* [Exercise data]
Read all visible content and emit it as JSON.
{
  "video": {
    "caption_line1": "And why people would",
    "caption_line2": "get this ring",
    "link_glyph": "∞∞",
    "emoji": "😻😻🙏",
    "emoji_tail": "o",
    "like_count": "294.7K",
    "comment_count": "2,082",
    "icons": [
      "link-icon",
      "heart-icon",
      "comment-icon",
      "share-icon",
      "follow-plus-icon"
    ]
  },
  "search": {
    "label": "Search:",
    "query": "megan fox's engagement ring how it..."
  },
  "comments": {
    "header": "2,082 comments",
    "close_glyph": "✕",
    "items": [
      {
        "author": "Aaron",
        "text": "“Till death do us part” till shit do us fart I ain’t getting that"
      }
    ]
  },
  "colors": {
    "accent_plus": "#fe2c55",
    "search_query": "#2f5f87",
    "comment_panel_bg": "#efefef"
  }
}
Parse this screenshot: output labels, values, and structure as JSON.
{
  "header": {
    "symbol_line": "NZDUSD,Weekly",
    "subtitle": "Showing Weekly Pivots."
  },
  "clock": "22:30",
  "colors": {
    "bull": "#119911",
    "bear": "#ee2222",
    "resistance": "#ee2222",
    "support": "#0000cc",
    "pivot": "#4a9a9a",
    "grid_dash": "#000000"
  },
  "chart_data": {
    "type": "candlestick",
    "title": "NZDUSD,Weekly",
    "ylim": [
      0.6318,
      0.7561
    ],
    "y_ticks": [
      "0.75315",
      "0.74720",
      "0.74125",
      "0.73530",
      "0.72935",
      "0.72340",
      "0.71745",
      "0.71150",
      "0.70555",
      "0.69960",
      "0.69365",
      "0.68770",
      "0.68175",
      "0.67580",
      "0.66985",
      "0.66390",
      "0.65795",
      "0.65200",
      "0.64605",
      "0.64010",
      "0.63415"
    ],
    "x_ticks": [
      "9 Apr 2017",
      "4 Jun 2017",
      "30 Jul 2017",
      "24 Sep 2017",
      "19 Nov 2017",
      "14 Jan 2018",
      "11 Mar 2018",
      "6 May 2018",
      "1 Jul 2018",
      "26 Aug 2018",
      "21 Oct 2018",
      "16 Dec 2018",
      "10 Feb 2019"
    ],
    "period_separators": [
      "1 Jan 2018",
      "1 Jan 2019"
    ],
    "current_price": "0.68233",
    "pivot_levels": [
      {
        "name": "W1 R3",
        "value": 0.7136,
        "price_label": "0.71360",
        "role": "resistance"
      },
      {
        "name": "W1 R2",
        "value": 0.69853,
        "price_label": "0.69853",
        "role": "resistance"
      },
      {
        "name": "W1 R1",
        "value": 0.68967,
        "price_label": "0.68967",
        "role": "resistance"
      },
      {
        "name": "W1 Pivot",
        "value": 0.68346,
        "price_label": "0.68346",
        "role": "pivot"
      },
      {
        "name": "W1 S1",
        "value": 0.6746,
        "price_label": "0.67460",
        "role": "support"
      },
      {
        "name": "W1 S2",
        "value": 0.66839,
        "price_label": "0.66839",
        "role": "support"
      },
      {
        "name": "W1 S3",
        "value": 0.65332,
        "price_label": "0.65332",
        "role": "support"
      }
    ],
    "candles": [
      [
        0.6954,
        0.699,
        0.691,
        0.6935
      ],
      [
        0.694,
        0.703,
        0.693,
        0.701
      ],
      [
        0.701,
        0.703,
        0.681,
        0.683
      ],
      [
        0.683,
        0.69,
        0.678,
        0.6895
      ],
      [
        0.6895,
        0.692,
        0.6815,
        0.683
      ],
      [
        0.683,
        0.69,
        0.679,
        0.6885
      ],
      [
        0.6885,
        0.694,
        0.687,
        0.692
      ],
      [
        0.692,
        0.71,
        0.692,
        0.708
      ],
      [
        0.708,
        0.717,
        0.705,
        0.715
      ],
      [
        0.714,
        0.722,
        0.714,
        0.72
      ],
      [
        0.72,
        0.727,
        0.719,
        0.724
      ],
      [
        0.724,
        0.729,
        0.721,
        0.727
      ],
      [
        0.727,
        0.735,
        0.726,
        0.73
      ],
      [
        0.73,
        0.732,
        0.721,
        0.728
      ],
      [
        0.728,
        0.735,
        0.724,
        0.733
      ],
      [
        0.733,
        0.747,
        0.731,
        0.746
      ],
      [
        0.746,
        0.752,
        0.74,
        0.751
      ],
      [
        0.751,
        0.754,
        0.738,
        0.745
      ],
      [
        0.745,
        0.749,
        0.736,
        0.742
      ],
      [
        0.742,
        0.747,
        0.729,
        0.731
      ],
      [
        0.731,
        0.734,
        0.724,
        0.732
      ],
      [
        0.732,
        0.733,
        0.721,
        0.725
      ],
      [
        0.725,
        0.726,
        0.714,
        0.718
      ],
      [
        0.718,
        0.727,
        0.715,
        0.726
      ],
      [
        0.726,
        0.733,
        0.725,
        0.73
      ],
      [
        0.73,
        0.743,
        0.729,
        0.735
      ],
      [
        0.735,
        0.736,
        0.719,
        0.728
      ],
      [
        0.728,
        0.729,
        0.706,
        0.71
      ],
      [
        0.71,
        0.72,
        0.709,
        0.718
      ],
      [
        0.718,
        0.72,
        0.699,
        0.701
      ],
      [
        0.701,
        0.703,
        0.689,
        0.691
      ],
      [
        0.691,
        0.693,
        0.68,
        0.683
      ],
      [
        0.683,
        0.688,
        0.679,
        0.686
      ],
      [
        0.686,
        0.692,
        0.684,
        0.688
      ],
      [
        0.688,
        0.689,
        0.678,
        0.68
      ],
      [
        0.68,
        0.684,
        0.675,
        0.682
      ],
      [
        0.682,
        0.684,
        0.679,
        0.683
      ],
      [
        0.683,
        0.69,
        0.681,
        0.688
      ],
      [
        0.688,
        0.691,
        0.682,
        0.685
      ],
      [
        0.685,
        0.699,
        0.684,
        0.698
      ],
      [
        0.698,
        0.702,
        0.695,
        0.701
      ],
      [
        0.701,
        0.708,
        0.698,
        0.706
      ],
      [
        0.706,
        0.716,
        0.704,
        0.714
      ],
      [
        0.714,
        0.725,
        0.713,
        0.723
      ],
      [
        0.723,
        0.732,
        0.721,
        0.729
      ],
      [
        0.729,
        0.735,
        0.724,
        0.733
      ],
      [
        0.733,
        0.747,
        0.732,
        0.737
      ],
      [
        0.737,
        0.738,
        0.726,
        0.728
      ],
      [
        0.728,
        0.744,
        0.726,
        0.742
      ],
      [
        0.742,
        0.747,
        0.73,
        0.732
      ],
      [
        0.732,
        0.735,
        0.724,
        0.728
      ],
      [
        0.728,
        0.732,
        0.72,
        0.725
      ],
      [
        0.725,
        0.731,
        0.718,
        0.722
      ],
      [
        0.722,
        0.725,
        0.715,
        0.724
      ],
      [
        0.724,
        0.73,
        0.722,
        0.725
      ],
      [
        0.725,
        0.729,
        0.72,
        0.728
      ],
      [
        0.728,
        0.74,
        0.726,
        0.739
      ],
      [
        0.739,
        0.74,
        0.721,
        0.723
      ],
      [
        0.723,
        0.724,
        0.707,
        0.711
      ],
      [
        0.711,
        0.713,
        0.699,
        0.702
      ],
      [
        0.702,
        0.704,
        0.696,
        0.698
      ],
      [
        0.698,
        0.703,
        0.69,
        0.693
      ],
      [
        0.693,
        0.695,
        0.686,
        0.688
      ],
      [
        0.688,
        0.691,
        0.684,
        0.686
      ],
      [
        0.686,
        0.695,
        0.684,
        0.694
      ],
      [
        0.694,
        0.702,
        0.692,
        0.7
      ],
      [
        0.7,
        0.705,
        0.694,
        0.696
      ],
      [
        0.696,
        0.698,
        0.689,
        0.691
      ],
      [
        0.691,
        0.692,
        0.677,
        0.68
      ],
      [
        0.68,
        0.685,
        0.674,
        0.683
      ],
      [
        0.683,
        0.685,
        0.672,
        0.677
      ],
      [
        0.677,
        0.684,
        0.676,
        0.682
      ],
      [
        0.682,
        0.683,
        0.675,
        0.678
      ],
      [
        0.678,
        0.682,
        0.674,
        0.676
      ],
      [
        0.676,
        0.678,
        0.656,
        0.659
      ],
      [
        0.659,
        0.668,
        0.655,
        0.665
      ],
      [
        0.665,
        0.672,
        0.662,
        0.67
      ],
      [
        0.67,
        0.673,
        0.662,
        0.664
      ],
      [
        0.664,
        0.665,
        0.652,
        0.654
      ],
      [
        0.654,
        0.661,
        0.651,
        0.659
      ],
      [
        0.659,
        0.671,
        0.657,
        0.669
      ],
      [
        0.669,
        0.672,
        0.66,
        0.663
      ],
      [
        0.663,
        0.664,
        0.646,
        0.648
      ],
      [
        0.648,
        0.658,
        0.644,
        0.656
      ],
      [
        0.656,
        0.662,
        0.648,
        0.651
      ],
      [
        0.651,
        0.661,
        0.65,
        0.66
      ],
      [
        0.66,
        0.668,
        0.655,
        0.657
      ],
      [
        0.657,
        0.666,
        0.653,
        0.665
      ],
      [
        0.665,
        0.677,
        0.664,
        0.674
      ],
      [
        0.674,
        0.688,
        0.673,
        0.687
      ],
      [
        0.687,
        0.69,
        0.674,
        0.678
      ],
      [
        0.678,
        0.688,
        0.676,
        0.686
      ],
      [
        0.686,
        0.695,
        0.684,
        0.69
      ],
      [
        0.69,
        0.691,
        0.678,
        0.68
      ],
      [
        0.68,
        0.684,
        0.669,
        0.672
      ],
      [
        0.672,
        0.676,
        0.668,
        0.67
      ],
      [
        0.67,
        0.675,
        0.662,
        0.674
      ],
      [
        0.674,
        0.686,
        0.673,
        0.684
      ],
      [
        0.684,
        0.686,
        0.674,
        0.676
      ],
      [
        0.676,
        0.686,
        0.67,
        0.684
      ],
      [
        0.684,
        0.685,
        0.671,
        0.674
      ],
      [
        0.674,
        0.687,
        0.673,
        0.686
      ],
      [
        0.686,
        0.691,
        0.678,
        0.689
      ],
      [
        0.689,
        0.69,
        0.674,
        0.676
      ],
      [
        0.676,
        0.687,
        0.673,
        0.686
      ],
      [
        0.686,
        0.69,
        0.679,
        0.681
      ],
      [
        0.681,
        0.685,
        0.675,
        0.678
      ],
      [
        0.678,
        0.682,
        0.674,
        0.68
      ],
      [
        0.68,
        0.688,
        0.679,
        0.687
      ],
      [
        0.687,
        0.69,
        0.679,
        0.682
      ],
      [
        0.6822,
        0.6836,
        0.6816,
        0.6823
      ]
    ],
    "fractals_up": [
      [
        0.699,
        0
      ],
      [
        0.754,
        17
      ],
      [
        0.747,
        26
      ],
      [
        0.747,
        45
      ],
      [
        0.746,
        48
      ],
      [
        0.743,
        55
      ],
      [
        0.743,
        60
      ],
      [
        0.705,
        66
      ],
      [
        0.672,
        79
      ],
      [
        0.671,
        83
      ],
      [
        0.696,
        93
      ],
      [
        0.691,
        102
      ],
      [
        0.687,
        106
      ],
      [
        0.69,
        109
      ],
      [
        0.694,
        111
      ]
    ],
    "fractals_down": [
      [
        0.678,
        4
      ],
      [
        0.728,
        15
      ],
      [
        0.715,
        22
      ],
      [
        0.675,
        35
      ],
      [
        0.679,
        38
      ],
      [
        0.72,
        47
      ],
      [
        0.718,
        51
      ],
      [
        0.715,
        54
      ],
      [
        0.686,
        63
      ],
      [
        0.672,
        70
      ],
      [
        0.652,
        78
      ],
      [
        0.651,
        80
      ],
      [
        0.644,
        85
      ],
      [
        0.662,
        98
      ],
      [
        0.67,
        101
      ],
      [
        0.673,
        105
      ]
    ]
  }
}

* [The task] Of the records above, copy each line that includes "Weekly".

* [Solution for this problem]
    "symbol_line": "NZDUSD,Weekly",
    "subtitle": "Showing Weekly Pivots."
    "title": "NZDUSD,Weekly",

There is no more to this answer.